That observation is backed up by recent data released by Spruce Media, an online marketing company devoted to advertising on Facebook. Ad spending on the social network has shifted from basic ads that appear in the sidebar of Facebook pages to other types of ads that carry a higher price, such as sponsored stories that appear in user news feeds. Rates for the company's News Feed ads have risen 36 percent.
More opportunities for Facebook advertising growth may be on the horizon.
Earlier this month, Facebook announced Graph Search, a feature that lets members of the social network find others with specific interests. That capability could eventually allow companies to further tailor their advertising, says Lucy Jacobs, the COO of Spruce Media.
Mobile advertising presents another possible area for growth. Though 23 percent of Facebook's revenue now comes from its mobile platform, its mobile ad rates remain relatively low, and the company is just beginning to experiment with ad formats for the medium, she says.
As Facebook's advertising ecosystem grows, so too will competition.
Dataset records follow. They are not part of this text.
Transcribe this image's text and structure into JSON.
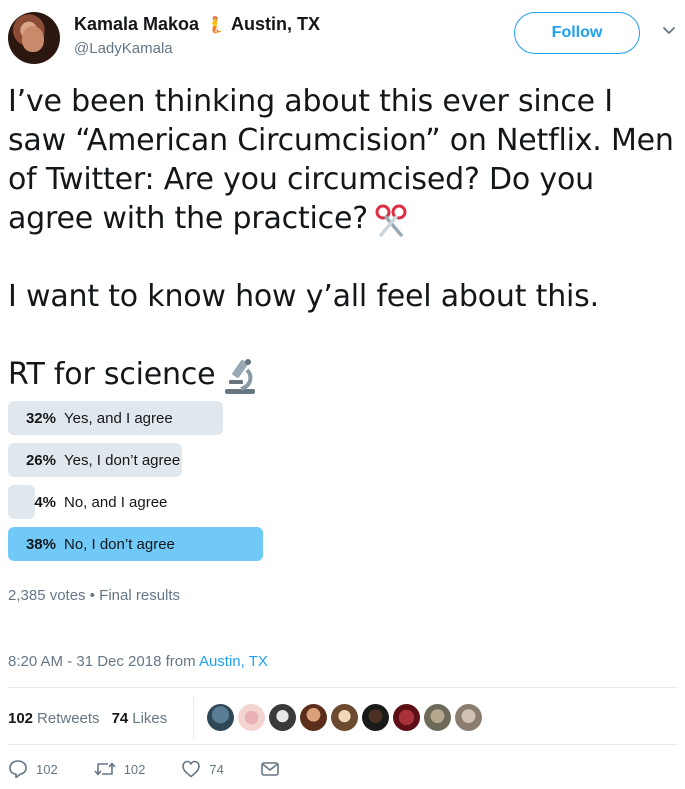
{
  "header": {
    "display_name": "Kamala Makoa",
    "name_emoji": "🧜",
    "location": "Austin, TX",
    "handle": "@LadyKamala",
    "follow_label": "Follow"
  },
  "tweet": {
    "line1": "I’ve been thinking about this ever since I saw “American Circumcision” on Netflix. Men of Twitter: Are you circumcised? Do you agree with the practice?",
    "line2": "I want to know how y’all feel about this.",
    "line3": "RT for science"
  },
  "poll": {
    "options": [
      {
        "pct": "32%",
        "label": "Yes, and I agree",
        "value": 32,
        "winner": false
      },
      {
        "pct": "26%",
        "label": "Yes, I don’t agree",
        "value": 26,
        "winner": false
      },
      {
        "pct": "4%",
        "label": "No, and I agree",
        "value": 4,
        "winner": false
      },
      {
        "pct": "38%",
        "label": "No, I don’t agree",
        "value": 38,
        "winner": true
      }
    ],
    "votes": "2,385 votes",
    "separator": "•",
    "status": "Final results"
  },
  "timestamp": {
    "time": "8:20 AM - 31 Dec 2018 from ",
    "place": "Austin, TX"
  },
  "stats": {
    "retweets_count": "102",
    "retweets_label": "Retweets",
    "likes_count": "74",
    "likes_label": "Likes"
  },
  "actions": {
    "reply_count": "102",
    "retweet_count": "102",
    "like_count": "74"
  },
  "colors": {
    "accent": "#1da1f2",
    "poll_winner": "#71c9f8",
    "poll_bar": "#e1e8ed"
  }
}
Townsend expects to see some consolidation in the industry long term, as companies vie to become the one-stop shop for advertisers. "Clients don't want 20 media partners and seven tech partners," he says. "I see a few companies working together in this environment to become a single platform."
This story was originally published at 4:05 PM, and was updated at 5:20 PM after Facebook reported its earnings.